# Supplied material
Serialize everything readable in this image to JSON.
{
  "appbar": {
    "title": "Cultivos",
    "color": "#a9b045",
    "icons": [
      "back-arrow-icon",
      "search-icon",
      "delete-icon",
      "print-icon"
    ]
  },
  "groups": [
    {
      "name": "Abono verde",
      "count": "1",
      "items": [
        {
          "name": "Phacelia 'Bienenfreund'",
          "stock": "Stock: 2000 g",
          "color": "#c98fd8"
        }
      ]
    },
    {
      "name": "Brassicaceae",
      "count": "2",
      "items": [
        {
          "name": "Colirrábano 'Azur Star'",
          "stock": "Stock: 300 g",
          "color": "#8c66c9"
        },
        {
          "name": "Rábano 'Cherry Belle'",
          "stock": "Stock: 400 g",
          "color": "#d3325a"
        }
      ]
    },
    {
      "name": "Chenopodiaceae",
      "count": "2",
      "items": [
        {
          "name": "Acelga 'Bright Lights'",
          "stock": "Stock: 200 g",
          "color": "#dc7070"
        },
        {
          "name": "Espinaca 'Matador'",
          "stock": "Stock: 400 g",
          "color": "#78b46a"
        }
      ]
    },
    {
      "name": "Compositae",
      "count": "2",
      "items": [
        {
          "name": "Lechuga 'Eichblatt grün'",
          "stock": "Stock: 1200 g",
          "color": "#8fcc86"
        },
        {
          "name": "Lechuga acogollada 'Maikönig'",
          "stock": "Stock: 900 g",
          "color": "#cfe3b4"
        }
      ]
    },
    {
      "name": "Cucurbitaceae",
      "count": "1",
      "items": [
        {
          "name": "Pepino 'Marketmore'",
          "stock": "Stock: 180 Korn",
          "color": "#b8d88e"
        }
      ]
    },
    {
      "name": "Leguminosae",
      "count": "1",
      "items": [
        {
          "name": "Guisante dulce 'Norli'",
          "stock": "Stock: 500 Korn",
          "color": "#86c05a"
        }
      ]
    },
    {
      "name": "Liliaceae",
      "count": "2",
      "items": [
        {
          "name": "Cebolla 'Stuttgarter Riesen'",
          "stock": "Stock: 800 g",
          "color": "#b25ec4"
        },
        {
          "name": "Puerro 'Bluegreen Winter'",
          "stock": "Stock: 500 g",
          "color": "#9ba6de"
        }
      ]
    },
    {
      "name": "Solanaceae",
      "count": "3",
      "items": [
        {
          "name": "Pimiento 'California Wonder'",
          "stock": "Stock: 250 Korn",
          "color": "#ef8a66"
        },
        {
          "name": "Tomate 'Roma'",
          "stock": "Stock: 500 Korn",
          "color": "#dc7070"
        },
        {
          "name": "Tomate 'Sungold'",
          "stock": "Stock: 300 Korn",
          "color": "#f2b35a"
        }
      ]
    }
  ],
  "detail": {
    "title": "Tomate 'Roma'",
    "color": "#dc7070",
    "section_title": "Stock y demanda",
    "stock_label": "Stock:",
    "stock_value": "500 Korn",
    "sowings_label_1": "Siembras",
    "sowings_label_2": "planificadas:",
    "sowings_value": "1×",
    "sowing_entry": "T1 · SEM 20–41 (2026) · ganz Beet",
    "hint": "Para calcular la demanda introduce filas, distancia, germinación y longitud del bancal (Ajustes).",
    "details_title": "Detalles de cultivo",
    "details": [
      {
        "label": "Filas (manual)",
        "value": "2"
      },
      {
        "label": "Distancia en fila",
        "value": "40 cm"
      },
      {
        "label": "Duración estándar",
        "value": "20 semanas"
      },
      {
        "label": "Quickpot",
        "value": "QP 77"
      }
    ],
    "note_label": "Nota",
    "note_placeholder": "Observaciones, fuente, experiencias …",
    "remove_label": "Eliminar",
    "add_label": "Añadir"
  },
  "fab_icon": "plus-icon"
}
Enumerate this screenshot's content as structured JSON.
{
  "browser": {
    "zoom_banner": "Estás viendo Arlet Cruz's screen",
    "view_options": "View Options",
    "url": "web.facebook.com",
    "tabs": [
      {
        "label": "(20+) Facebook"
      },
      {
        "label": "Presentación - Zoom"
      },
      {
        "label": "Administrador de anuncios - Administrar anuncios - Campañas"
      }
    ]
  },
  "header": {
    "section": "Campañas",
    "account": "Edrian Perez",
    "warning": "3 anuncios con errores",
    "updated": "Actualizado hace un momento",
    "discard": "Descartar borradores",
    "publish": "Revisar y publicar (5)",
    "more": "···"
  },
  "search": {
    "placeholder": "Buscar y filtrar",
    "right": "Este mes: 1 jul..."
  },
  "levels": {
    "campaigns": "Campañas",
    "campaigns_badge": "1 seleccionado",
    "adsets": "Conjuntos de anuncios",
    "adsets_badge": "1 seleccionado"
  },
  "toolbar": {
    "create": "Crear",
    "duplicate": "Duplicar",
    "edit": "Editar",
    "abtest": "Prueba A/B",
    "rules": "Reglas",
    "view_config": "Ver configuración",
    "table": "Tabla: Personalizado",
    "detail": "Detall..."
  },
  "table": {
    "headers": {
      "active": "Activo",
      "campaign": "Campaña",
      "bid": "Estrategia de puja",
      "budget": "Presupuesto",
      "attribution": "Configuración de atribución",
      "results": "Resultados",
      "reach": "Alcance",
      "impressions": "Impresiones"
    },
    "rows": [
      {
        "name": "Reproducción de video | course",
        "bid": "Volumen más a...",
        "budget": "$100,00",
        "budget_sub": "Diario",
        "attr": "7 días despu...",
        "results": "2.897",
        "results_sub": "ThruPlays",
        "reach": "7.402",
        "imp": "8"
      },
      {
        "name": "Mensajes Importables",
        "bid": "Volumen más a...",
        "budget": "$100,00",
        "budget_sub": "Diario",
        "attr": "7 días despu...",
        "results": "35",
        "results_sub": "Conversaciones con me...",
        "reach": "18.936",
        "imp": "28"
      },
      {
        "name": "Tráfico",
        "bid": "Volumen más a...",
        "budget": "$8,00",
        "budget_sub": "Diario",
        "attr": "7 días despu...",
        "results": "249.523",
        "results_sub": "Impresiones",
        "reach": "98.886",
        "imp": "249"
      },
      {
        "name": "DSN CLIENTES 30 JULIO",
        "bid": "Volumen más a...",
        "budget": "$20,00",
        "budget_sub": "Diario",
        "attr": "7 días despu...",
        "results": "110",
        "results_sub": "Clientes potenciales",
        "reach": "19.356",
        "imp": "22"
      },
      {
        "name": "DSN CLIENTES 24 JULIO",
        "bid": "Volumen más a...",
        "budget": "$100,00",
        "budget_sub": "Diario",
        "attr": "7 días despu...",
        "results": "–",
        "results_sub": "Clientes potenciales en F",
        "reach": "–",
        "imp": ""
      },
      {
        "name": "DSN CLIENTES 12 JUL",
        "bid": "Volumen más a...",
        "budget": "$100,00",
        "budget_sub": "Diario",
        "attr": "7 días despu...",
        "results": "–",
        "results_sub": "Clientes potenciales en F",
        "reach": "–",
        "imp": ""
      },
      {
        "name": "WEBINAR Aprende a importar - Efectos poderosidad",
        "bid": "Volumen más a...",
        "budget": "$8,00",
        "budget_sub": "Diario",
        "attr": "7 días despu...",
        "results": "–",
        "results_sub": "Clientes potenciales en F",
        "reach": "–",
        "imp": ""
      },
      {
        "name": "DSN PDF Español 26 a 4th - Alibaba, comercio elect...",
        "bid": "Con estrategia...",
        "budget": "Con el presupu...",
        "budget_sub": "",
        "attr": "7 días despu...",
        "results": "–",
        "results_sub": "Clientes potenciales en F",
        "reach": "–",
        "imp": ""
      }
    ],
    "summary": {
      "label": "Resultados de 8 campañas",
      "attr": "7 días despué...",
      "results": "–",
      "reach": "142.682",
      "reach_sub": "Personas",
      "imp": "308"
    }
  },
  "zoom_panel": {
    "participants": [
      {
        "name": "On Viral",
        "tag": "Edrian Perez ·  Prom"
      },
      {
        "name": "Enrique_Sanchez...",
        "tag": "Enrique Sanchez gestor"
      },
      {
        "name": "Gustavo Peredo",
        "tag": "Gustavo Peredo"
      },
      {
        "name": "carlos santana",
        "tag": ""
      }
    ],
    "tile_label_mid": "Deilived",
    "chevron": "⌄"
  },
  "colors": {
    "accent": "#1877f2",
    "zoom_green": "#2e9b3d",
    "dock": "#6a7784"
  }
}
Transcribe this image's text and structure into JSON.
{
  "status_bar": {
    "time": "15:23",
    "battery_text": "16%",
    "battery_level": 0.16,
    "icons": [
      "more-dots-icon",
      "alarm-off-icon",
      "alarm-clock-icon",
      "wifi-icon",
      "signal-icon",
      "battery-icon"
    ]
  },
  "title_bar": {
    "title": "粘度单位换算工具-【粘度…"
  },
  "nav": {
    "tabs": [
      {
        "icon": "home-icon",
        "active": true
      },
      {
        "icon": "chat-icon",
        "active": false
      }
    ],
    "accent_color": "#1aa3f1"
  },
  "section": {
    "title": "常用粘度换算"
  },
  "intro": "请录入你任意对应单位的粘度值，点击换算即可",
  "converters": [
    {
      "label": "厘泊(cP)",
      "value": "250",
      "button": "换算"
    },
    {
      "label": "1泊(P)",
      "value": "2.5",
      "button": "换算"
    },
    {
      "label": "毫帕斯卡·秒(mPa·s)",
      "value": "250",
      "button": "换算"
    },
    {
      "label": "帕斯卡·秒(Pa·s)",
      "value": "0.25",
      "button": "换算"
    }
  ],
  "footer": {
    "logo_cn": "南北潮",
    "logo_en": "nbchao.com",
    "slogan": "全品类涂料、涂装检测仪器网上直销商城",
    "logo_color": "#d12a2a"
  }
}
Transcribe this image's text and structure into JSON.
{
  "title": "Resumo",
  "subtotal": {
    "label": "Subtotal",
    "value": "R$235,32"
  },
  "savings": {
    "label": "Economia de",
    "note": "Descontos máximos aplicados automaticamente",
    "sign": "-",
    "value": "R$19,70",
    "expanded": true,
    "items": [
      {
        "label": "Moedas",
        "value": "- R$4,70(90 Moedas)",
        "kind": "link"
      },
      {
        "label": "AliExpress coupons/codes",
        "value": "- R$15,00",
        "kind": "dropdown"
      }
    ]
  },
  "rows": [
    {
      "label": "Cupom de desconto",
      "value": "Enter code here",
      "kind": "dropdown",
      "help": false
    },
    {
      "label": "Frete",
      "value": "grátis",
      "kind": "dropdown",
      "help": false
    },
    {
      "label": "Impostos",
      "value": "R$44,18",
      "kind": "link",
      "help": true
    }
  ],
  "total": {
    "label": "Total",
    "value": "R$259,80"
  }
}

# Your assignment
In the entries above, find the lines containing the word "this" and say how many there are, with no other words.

# Completed task
4